(Poem #322) In the Smoking Car
The eyelids meet. He'll catch a little nap. The grizzled, crew-cut head drops to his chest. It shakes above the briefcase on his lap. Close voices breathe, "Poor sweet, he did his best." "Poor sweet, poor sweet," the bird-hushed glades repeat, Through which in quiet pomp his litter goes, Carried by native girls with naked feet. A sighing stream concurs in his repose. Could he but think, he might recall to mind The righteous mutiny or sudden gale That beached him here; the dear ones left behind ... So near the ending, he forgets the tale. Were he to lift his eyelids now, he might Behold his maiden porters, brown and bare. But even here he has no appetite. It is enough to know that they are there. Enough that now a honeyed music swells, The gentle, mossed declivities begin, And the whole air is full of flower-smells. Failure, the longed-for valley, takes him in.
An interesting poem - not brilliant, but I like the theme, and it's handled well enough. The poem is enjoyable not so much for the imagery as for the tone, which balances humour and warm sympathy nicely, with perhaps a hint of commiseration, and some lovely lines like 'So near the ending, he forgets the tale'. The poem also presents a somewhat wry look at today's rather pervasive success-oriented culture - the very stereotypicality of the character makes the reader realise that a good many people would rather inhabit a comfortable dreamworld than cope with the real one, desiring no better epitaph than 'poor sweet, he did his best'. Links: While this poem has echoes of Thurber's Walter Mitty and Schulz's Charlie Brown, neither analogy is that strong. More interesting is to compare it to Robinson's "Miniver Cheevy", a far harsher look at a similar misfit: poem #234 Biography: Wilbur, Richard (Purdy) b. March 1, 1921, New York, N.Y., U.S. American poet associated with the New Formalist movement. Wilbur was educated at Amherst College, Amherst, Mass., and Harvard University, where he studied literature. He fought in Europe during World War II and earned a master's degree from Harvard in 1947. With The Beautiful Changes and Other Poems (1947) and Ceremony and Other Poems (1950), he established himself as an important young writer. These early poems are technically exquisite and formal in their adherence to the convention of rhyme and other devices. Wilbur next tried translating and in 1955 produced a version of Molière's play Le Misanthrope, which was followed by Molière's Tartuffe (1963), The School for Wives (1971), and The Learned Ladies (1978) and by Racine's Andromache (1982). In 1957 he won a Pulitzer Prize for poetry for Things of This World: Poems (1956), which was enthusiastically hailed as less perfect but more personal than his previous poetry.

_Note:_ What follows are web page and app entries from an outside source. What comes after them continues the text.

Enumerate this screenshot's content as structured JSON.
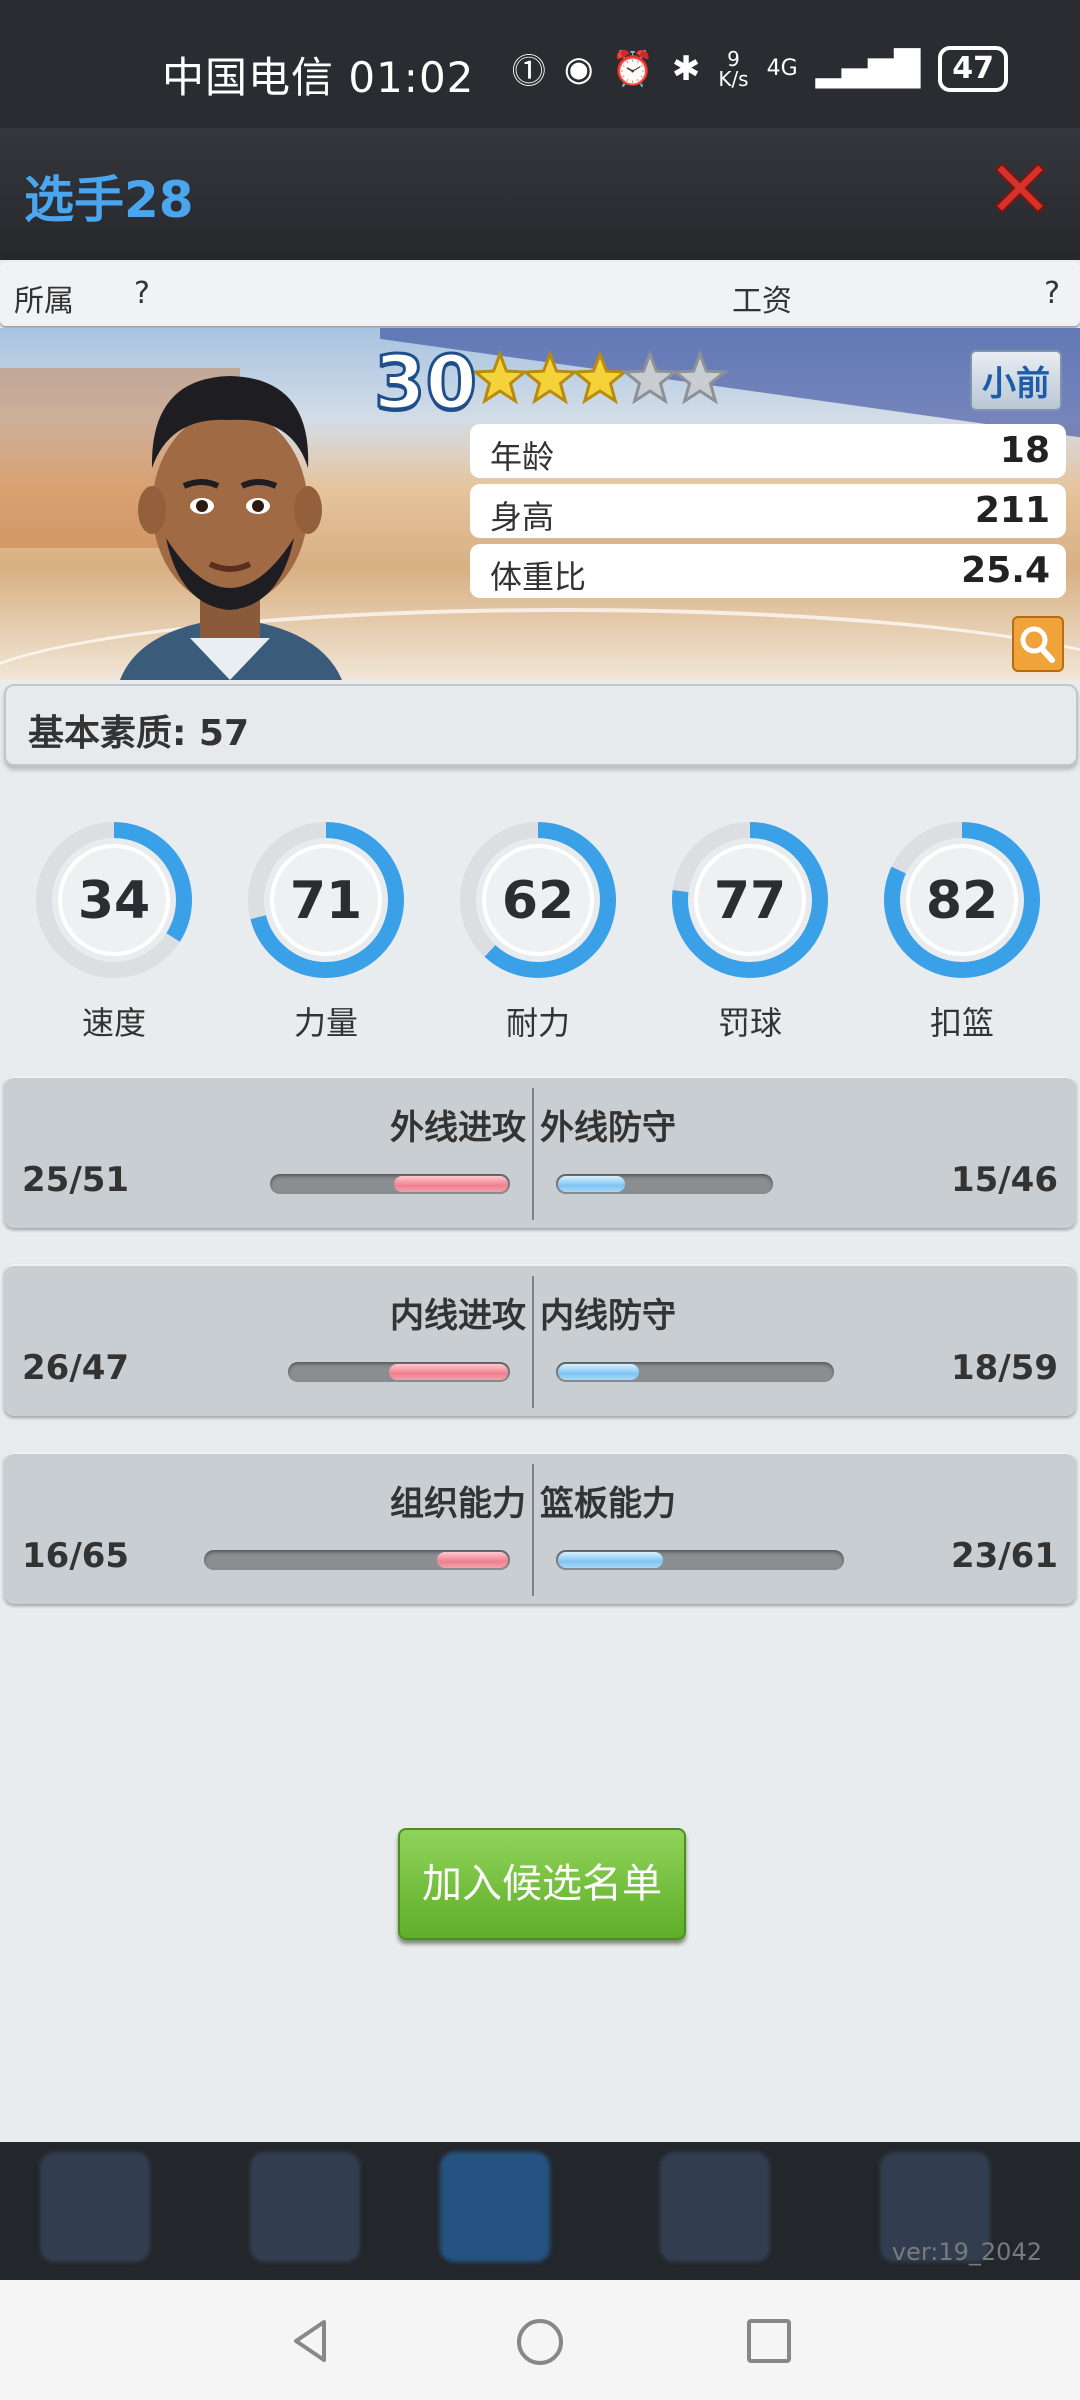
{
  "status_bar": {
    "carrier_time": "中国电信 01:02",
    "net_speed_top": "9",
    "net_speed_unit": "K/s",
    "network": "4G",
    "battery": "47"
  },
  "header": {
    "title": "选手28",
    "close_icon": "close-x-icon"
  },
  "info_bar": {
    "team_label": "所属",
    "team_value": "?",
    "salary_label": "工资",
    "salary_value": "?"
  },
  "profile": {
    "level": "30",
    "stars_filled": 3,
    "stars_total": 5,
    "position": "小前",
    "age_label": "年龄",
    "age": "18",
    "height_label": "身高",
    "height": "211",
    "weight_ratio_label": "体重比",
    "weight_ratio": "25.4"
  },
  "base_quality": {
    "text": "基本素质: 57"
  },
  "attributes": [
    {
      "label": "速度",
      "value": "34"
    },
    {
      "label": "力量",
      "value": "71"
    },
    {
      "label": "耐力",
      "value": "62"
    },
    {
      "label": "罚球",
      "value": "77"
    },
    {
      "label": "扣篮",
      "value": "82"
    }
  ],
  "skill_panels": [
    {
      "left_label": "外线进攻",
      "left_value": "25/51",
      "left_current": 25,
      "left_max": 51,
      "right_label": "外线防守",
      "right_value": "15/46",
      "right_current": 15,
      "right_max": 46
    },
    {
      "left_label": "内线进攻",
      "left_value": "26/47",
      "left_current": 26,
      "left_max": 47,
      "right_label": "内线防守",
      "right_value": "18/59",
      "right_current": 18,
      "right_max": 59
    },
    {
      "left_label": "组织能力",
      "left_value": "16/65",
      "left_current": 16,
      "left_max": 65,
      "right_label": "篮板能力",
      "right_value": "23/61",
      "right_current": 23,
      "right_max": 61
    }
  ],
  "actions": {
    "add_shortlist": "加入候选名单"
  },
  "footer": {
    "version": "ver:19_2042"
  },
  "colors": {
    "title_blue": "#4aa6ee",
    "ring_blue": "#3aa0e8",
    "button_green": "#6cbc32",
    "close_red": "#d6322b"
  }
}
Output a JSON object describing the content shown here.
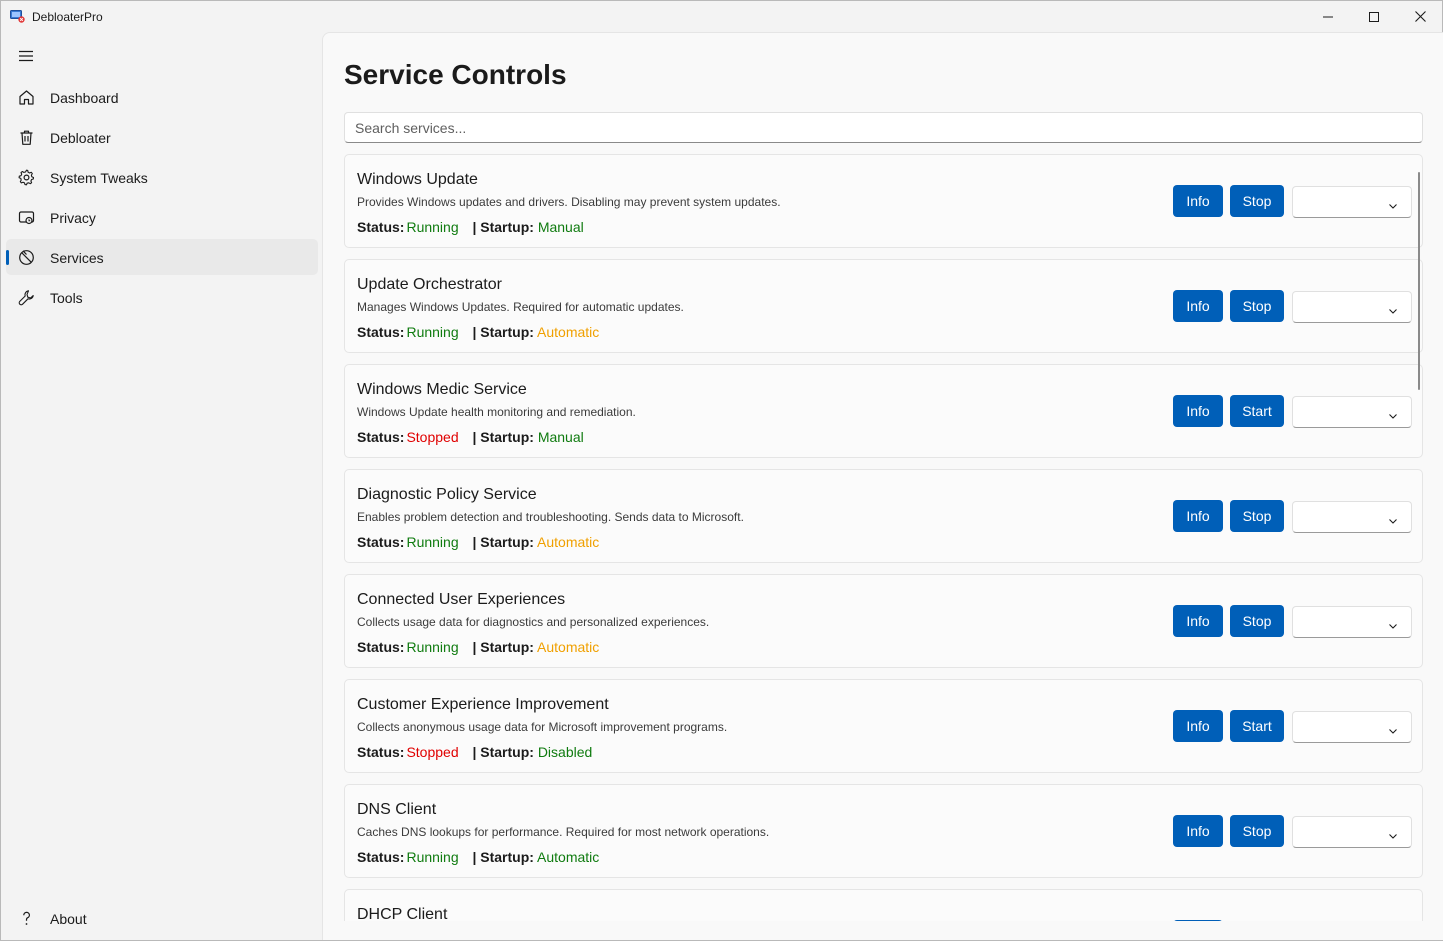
{
  "app": {
    "title": "DebloaterPro"
  },
  "sidebar": {
    "items": [
      {
        "label": "Dashboard",
        "icon": "home-icon"
      },
      {
        "label": "Debloater",
        "icon": "trash-icon"
      },
      {
        "label": "System Tweaks",
        "icon": "gear-icon"
      },
      {
        "label": "Privacy",
        "icon": "shield-lock-icon"
      },
      {
        "label": "Services",
        "icon": "services-icon",
        "active": true
      },
      {
        "label": "Tools",
        "icon": "wrench-icon"
      }
    ],
    "about_label": "About"
  },
  "main": {
    "title": "Service Controls",
    "search_placeholder": "Search services..."
  },
  "labels": {
    "status": "Status:",
    "startup": "| Startup:",
    "info": "Info"
  },
  "colors": {
    "accent": "#005fb8",
    "running": "#0f7b0f",
    "stopped": "#e00000",
    "automatic": "#f0a000"
  },
  "services": [
    {
      "name": "Windows Update",
      "desc": "Provides Windows updates and drivers. Disabling may prevent system updates.",
      "status": "Running",
      "startup": "Manual",
      "action": "Stop"
    },
    {
      "name": "Update Orchestrator",
      "desc": "Manages Windows Updates. Required for automatic updates.",
      "status": "Running",
      "startup": "Automatic",
      "action": "Stop"
    },
    {
      "name": "Windows Medic Service",
      "desc": "Windows Update health monitoring and remediation.",
      "status": "Stopped",
      "startup": "Manual",
      "action": "Start"
    },
    {
      "name": "Diagnostic Policy Service",
      "desc": "Enables problem detection and troubleshooting. Sends data to Microsoft.",
      "status": "Running",
      "startup": "Automatic",
      "action": "Stop"
    },
    {
      "name": "Connected User Experiences",
      "desc": "Collects usage data for diagnostics and personalized experiences.",
      "status": "Running",
      "startup": "Automatic",
      "action": "Stop"
    },
    {
      "name": "Customer Experience Improvement",
      "desc": "Collects anonymous usage data for Microsoft improvement programs.",
      "status": "Stopped",
      "startup": "Disabled",
      "action": "Start"
    },
    {
      "name": "DNS Client",
      "desc": "Caches DNS lookups for performance. Required for most network operations.",
      "status": "Running",
      "startup": "Automatic",
      "action": "Stop"
    },
    {
      "name": "DHCP Client",
      "desc": "",
      "status": "",
      "startup": "",
      "action": ""
    }
  ]
}
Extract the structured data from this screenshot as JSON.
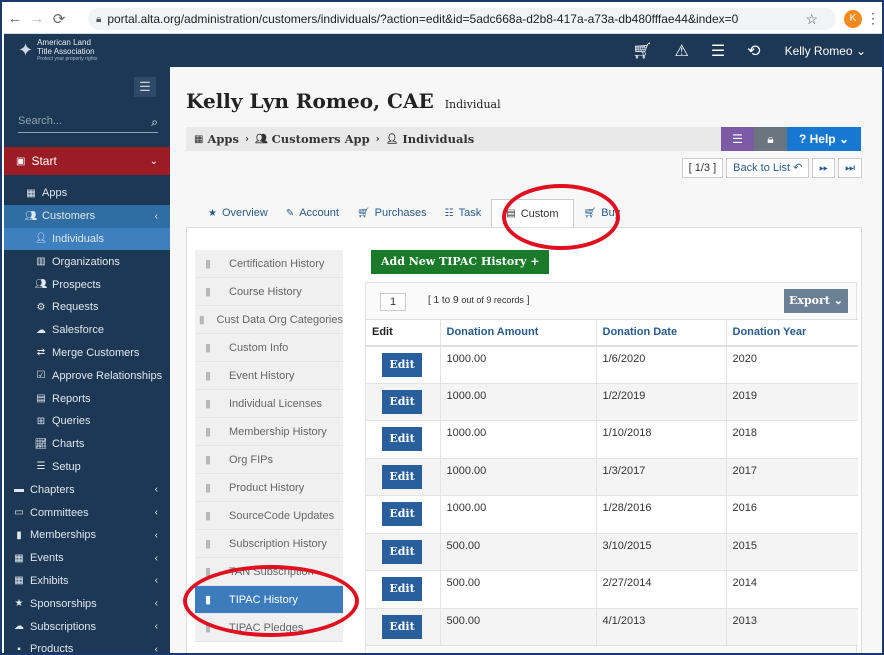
{
  "browser": {
    "url": "portal.alta.org/administration/customers/individuals/?action=edit&id=5adc668a-d2b8-417a-a73a-db480fffae44&index=0",
    "profile_initial": "K"
  },
  "topbar": {
    "logo_line1": "American Land",
    "logo_line2": "Title Association",
    "logo_tag": "Protect your property rights",
    "user_name": "Kelly Romeo"
  },
  "sidebar": {
    "search_placeholder": "Search...",
    "start_label": "Start",
    "items": [
      {
        "label": "Apps",
        "icon": "grid-icon",
        "level": "sub"
      },
      {
        "label": "Customers",
        "icon": "users-icon",
        "level": "sub"
      },
      {
        "label": "Individuals",
        "icon": "user-icon",
        "level": "sub2"
      },
      {
        "label": "Organizations",
        "icon": "building-icon",
        "level": "sub2"
      },
      {
        "label": "Prospects",
        "icon": "users-icon",
        "level": "sub2"
      },
      {
        "label": "Requests",
        "icon": "gear-icon",
        "level": "sub2"
      },
      {
        "label": "Salesforce",
        "icon": "cloud-icon",
        "level": "sub2"
      },
      {
        "label": "Merge Customers",
        "icon": "swap-icon",
        "level": "sub2"
      },
      {
        "label": "Approve Relationships",
        "icon": "check-icon",
        "level": "sub2"
      },
      {
        "label": "Reports",
        "icon": "report-icon",
        "level": "sub2"
      },
      {
        "label": "Queries",
        "icon": "table-icon",
        "level": "sub2"
      },
      {
        "label": "Charts",
        "icon": "chart-icon",
        "level": "sub2"
      },
      {
        "label": "Setup",
        "icon": "list-icon",
        "level": "sub2"
      },
      {
        "label": "Chapters",
        "icon": "book-icon",
        "level": "top"
      },
      {
        "label": "Committees",
        "icon": "briefcase-icon",
        "level": "top"
      },
      {
        "label": "Memberships",
        "icon": "bookmark-icon",
        "level": "top"
      },
      {
        "label": "Events",
        "icon": "calendar-icon",
        "level": "top"
      },
      {
        "label": "Exhibits",
        "icon": "grid-icon",
        "level": "top"
      },
      {
        "label": "Sponsorships",
        "icon": "star-icon",
        "level": "top"
      },
      {
        "label": "Subscriptions",
        "icon": "cloud-icon",
        "level": "top"
      },
      {
        "label": "Products",
        "icon": "box-icon",
        "level": "top"
      }
    ]
  },
  "page": {
    "title": "Kelly Lyn Romeo, CAE",
    "subtitle": "Individual",
    "breadcrumb": [
      "Apps",
      "Customers App",
      "Individuals"
    ],
    "help_label": "Help",
    "pager_count": "[ 1/3 ]",
    "back_label": "Back to List"
  },
  "tabs": [
    {
      "label": "Overview",
      "icon": "star-icon"
    },
    {
      "label": "Account",
      "icon": "edit-icon"
    },
    {
      "label": "Purchases",
      "icon": "cart-icon"
    },
    {
      "label": "Task",
      "icon": "tasks-icon"
    },
    {
      "label": "Custom",
      "icon": "file-icon",
      "active": true
    },
    {
      "label": "Buy",
      "icon": "cart-icon"
    }
  ],
  "custom_list": [
    "Certification History",
    "Course History",
    "Cust Data Org Categories",
    "Custom Info",
    "Event History",
    "Individual Licenses",
    "Membership History",
    "Org FIPs",
    "Product History",
    "SourceCode Updates",
    "Subscription History",
    "TAN Subscription",
    "TIPAC History",
    "TIPAC Pledges"
  ],
  "grid": {
    "add_label": "Add New TIPAC History",
    "page_input": "1",
    "range_text": "[ 1 to 9",
    "range_small": "out of 9 records",
    "range_end": "]",
    "export_label": "Export",
    "columns": [
      "Edit",
      "Donation Amount",
      "Donation Date",
      "Donation Year"
    ],
    "edit_label": "Edit",
    "rows": [
      [
        "1000.00",
        "1/6/2020",
        "2020"
      ],
      [
        "1000.00",
        "1/2/2019",
        "2019"
      ],
      [
        "1000.00",
        "1/10/2018",
        "2018"
      ],
      [
        "1000.00",
        "1/3/2017",
        "2017"
      ],
      [
        "1000.00",
        "1/28/2016",
        "2016"
      ],
      [
        "500.00",
        "3/10/2015",
        "2015"
      ],
      [
        "500.00",
        "2/27/2014",
        "2014"
      ],
      [
        "500.00",
        "4/1/2013",
        "2013"
      ]
    ]
  },
  "colors": {
    "navy": "#1c3854",
    "start_red": "#9b1c24",
    "link_blue": "#2a5a8c",
    "annotation_red": "#e01020"
  }
}
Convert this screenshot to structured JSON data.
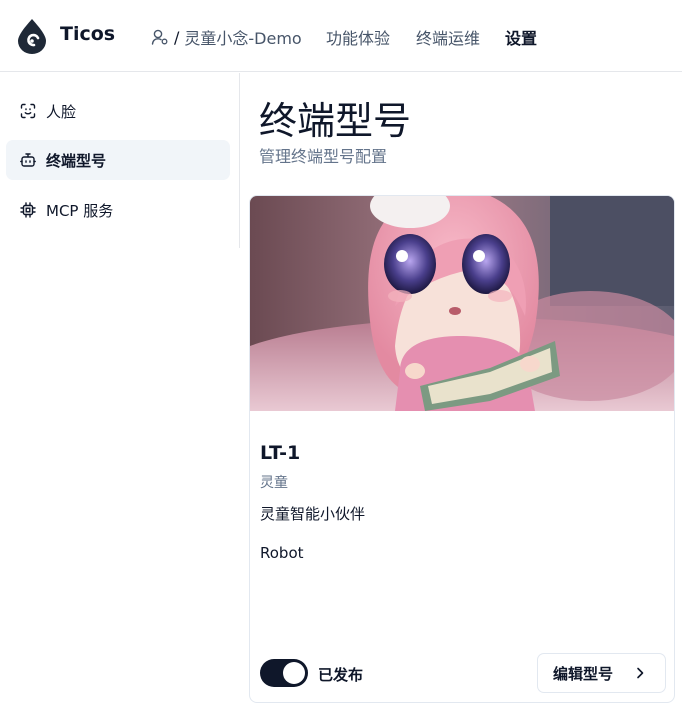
{
  "app": {
    "name": "Ticos"
  },
  "breadcrumb": {
    "separator": "/",
    "project": "灵童小念-Demo"
  },
  "nav": {
    "items": [
      "功能体验",
      "终端运维",
      "设置"
    ],
    "active": "设置"
  },
  "sidebar": {
    "items": [
      {
        "label": "人脸",
        "icon": "face-scan-icon"
      },
      {
        "label": "终端型号",
        "icon": "robot-icon",
        "active": true
      },
      {
        "label": "MCP 服务",
        "icon": "chip-icon"
      }
    ]
  },
  "page": {
    "title": "终端型号",
    "subtitle": "管理终端型号配置"
  },
  "card": {
    "name": "LT-1",
    "brand": "灵童",
    "description": "灵童智能小伙伴",
    "type": "Robot",
    "published": true,
    "published_label": "已发布",
    "edit_label": "编辑型号"
  }
}
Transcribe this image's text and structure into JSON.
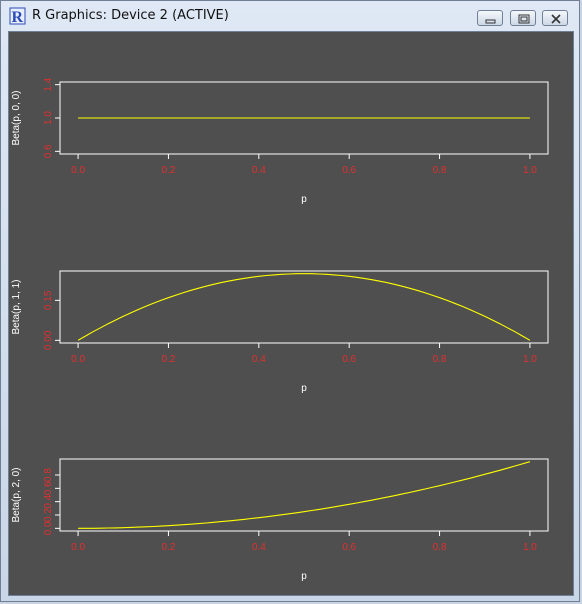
{
  "window": {
    "title": "R Graphics: Device 2 (ACTIVE)",
    "app_icon": "r-logo-icon",
    "buttons": [
      "minimize-icon",
      "restore-icon",
      "close-icon"
    ]
  },
  "colors": {
    "plot_background": "#4f4f4f",
    "line": "#ffff00",
    "tick_labels": "#e0302e",
    "axis_text": "#ffffff",
    "box": "#ffffff"
  },
  "chart_data": [
    {
      "type": "line",
      "xlabel": "p",
      "ylabel": "Beta(p, 0, 0)",
      "xlim": [
        0,
        1
      ],
      "ylim": [
        0.6,
        1.4
      ],
      "xticks": [
        "0.0",
        "0.2",
        "0.4",
        "0.6",
        "0.8",
        "1.0"
      ],
      "yticks": [
        "0.6",
        "1.0",
        "1.4"
      ],
      "x": [
        0.0,
        0.1,
        0.2,
        0.3,
        0.4,
        0.5,
        0.6,
        0.7,
        0.8,
        0.9,
        1.0
      ],
      "y": [
        1,
        1,
        1,
        1,
        1,
        1,
        1,
        1,
        1,
        1,
        1
      ]
    },
    {
      "type": "line",
      "xlabel": "p",
      "ylabel": "Beta(p, 1, 1)",
      "xlim": [
        0,
        1
      ],
      "ylim": [
        0,
        0.25
      ],
      "xticks": [
        "0.0",
        "0.2",
        "0.4",
        "0.6",
        "0.8",
        "1.0"
      ],
      "yticks": [
        "0.00",
        "0.15"
      ],
      "x": [
        0.0,
        0.1,
        0.2,
        0.3,
        0.4,
        0.5,
        0.6,
        0.7,
        0.8,
        0.9,
        1.0
      ],
      "y": [
        0.0,
        0.09,
        0.16,
        0.21,
        0.24,
        0.25,
        0.24,
        0.21,
        0.16,
        0.09,
        0.0
      ]
    },
    {
      "type": "line",
      "xlabel": "p",
      "ylabel": "Beta(p, 2, 0)",
      "xlim": [
        0,
        1
      ],
      "ylim": [
        0,
        1
      ],
      "xticks": [
        "0.0",
        "0.2",
        "0.4",
        "0.6",
        "0.8",
        "1.0"
      ],
      "yticks": [
        "0.0",
        "0.2",
        "0.4",
        "0.6",
        "0.8"
      ],
      "x": [
        0.0,
        0.1,
        0.2,
        0.3,
        0.4,
        0.5,
        0.6,
        0.7,
        0.8,
        0.9,
        1.0
      ],
      "y": [
        0.0,
        0.01,
        0.04,
        0.09,
        0.16,
        0.25,
        0.36,
        0.49,
        0.64,
        0.81,
        1.0
      ]
    }
  ]
}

Wilbur wrote within the poetic tradition launched by T.S. Eliot, using irony and intellect to create tension in his poems. Some critics demanded more energy from his poems; this complaint was partially assuaged with the publication of Advice to a Prophet and Other Poems (1961), Walking to Sleep (1969), and The Mind Reader: New Poems (1976). He also wrote the lyrics for Leonard Bernstein's acclaimed musical comedy version of Candide (1957), children's books such as Loudmouse (1963) and Opposites (1973), and criticism, collected as Responses: Prose PiecesHe was poet laureate of the United States in 1987-88. -- EB